◆ TASK OBJECTIVE
Find the number of lines below in which the word "Sale" appears, and write that number only.

= Beginning of Section =

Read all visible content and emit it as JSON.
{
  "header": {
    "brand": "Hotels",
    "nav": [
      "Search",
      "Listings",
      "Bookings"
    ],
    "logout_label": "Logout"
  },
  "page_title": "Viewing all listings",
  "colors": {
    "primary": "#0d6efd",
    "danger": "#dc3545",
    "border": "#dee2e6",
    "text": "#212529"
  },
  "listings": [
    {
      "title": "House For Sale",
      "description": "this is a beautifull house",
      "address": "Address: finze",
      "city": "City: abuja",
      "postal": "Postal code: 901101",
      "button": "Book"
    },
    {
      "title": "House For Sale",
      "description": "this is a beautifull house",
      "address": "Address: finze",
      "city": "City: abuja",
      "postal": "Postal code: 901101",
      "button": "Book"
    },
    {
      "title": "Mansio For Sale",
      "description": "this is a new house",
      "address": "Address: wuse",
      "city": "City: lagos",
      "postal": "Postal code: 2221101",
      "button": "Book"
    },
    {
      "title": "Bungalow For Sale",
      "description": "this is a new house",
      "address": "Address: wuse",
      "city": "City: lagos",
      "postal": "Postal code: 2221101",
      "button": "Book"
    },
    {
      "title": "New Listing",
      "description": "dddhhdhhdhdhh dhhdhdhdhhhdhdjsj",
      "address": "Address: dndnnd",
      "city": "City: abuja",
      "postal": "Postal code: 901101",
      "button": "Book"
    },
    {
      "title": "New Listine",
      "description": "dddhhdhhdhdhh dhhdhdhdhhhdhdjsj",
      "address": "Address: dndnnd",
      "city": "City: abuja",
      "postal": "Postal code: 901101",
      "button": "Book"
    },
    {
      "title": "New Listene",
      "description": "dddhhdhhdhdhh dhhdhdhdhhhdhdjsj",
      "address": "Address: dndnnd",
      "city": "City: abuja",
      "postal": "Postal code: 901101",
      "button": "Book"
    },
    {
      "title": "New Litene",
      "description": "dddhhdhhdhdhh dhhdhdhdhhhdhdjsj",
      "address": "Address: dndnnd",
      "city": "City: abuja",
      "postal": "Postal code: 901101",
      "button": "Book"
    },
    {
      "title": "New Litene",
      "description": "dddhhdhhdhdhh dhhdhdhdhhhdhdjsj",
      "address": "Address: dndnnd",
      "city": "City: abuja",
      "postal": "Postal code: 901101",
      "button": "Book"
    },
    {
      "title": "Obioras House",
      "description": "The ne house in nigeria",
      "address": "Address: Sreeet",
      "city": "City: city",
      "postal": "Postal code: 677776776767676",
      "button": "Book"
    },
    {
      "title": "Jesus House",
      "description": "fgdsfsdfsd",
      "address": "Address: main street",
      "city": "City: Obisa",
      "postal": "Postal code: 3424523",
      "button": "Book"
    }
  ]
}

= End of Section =

◆ EXERCISE OUTPUT
4